• Assignment: Going line by line through the data below, how many lines contain the word "this"? Give only the number.

Given data Block Start

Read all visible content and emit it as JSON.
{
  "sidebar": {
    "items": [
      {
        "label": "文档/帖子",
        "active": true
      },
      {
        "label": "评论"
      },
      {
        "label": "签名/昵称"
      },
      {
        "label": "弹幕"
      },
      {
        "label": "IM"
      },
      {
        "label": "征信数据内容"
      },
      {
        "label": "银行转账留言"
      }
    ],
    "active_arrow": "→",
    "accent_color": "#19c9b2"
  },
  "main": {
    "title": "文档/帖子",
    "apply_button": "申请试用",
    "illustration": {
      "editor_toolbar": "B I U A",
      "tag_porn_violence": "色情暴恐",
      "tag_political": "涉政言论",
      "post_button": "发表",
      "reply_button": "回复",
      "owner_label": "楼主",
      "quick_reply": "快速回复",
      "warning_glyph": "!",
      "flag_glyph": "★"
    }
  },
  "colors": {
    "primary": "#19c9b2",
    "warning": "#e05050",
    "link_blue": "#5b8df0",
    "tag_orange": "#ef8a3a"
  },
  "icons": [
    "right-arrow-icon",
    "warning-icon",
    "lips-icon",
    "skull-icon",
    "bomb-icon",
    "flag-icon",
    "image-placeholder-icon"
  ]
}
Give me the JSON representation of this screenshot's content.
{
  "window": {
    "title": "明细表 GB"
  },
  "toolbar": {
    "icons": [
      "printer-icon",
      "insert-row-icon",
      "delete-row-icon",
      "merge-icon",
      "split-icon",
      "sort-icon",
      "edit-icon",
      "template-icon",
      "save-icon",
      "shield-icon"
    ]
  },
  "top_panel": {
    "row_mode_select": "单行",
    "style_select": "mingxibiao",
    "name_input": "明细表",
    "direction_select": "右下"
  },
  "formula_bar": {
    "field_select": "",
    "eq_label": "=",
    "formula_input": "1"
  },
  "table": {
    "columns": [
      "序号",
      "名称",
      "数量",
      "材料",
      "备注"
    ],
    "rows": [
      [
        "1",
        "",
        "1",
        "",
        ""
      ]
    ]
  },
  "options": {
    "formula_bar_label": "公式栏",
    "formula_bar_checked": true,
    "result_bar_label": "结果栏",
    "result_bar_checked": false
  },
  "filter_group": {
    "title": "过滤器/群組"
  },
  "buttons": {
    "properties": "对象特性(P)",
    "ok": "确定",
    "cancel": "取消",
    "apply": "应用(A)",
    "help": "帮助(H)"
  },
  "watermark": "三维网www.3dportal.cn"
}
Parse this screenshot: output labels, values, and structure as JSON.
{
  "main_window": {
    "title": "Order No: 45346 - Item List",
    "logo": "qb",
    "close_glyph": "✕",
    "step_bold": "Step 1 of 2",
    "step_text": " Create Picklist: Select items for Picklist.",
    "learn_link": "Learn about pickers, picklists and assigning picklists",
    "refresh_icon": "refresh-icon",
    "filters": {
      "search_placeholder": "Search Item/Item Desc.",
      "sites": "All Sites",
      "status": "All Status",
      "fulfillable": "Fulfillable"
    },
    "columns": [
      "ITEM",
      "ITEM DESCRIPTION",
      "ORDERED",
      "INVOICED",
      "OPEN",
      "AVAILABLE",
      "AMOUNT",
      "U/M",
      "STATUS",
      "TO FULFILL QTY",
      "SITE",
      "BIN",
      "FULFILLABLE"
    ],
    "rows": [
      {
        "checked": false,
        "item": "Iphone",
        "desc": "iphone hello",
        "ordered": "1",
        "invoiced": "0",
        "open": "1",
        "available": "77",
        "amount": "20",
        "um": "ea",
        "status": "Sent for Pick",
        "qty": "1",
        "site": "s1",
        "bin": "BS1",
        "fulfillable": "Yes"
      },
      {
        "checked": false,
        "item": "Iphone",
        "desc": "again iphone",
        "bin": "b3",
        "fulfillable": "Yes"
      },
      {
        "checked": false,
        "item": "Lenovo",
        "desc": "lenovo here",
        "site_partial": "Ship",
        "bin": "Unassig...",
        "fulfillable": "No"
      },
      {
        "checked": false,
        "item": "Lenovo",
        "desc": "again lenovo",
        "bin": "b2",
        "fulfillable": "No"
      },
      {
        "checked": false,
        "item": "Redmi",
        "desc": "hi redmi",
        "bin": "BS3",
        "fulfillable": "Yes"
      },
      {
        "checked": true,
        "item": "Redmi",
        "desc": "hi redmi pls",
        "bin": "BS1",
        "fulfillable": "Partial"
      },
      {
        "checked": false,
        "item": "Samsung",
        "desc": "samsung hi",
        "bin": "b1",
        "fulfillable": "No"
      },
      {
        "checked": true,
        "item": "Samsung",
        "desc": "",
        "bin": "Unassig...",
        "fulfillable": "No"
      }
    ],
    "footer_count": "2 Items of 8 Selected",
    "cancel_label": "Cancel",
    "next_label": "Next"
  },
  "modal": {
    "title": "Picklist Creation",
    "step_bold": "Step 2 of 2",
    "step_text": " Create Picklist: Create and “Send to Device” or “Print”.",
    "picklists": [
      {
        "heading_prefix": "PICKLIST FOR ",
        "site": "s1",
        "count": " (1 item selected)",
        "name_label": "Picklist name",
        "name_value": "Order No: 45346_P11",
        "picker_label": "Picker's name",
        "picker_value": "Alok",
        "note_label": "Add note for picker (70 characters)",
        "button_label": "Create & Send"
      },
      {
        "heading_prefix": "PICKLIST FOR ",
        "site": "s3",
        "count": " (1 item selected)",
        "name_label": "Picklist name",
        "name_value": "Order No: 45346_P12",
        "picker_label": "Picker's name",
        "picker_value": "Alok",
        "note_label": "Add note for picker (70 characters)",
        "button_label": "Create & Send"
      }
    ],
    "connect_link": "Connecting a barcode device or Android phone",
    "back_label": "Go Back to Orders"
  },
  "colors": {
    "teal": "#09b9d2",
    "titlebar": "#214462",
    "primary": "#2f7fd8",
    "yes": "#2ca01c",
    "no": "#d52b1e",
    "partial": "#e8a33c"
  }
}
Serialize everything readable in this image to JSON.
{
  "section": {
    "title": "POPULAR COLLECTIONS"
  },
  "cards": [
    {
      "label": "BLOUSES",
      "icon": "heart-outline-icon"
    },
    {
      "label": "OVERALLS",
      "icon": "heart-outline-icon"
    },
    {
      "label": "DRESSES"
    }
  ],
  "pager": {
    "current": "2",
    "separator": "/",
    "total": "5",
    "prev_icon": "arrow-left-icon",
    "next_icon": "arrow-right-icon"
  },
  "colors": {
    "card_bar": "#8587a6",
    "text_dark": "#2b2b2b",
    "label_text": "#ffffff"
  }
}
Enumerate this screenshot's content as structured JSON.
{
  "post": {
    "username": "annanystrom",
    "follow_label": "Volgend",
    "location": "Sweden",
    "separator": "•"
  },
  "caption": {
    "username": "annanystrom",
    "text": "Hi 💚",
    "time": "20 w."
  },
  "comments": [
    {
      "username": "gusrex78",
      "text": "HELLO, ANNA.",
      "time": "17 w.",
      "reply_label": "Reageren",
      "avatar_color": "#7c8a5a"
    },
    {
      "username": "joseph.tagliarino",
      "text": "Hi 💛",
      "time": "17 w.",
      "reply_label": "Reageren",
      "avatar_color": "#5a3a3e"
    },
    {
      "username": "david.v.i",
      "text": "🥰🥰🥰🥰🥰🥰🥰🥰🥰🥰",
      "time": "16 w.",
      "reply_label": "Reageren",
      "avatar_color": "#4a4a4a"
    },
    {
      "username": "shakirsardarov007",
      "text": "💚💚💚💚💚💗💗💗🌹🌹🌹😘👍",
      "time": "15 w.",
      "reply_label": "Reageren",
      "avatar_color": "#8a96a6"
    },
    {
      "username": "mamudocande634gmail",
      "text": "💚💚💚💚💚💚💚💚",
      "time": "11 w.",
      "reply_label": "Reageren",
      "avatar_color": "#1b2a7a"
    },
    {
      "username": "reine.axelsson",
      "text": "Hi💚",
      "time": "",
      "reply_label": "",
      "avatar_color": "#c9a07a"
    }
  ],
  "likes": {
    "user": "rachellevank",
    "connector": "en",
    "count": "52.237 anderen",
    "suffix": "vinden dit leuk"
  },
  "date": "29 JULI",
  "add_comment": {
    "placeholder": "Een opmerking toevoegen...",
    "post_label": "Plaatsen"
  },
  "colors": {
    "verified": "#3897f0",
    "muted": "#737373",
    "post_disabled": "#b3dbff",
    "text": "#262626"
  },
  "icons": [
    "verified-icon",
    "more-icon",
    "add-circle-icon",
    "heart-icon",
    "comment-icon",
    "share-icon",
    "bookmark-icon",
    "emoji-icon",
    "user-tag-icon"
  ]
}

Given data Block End

• Written answer: 4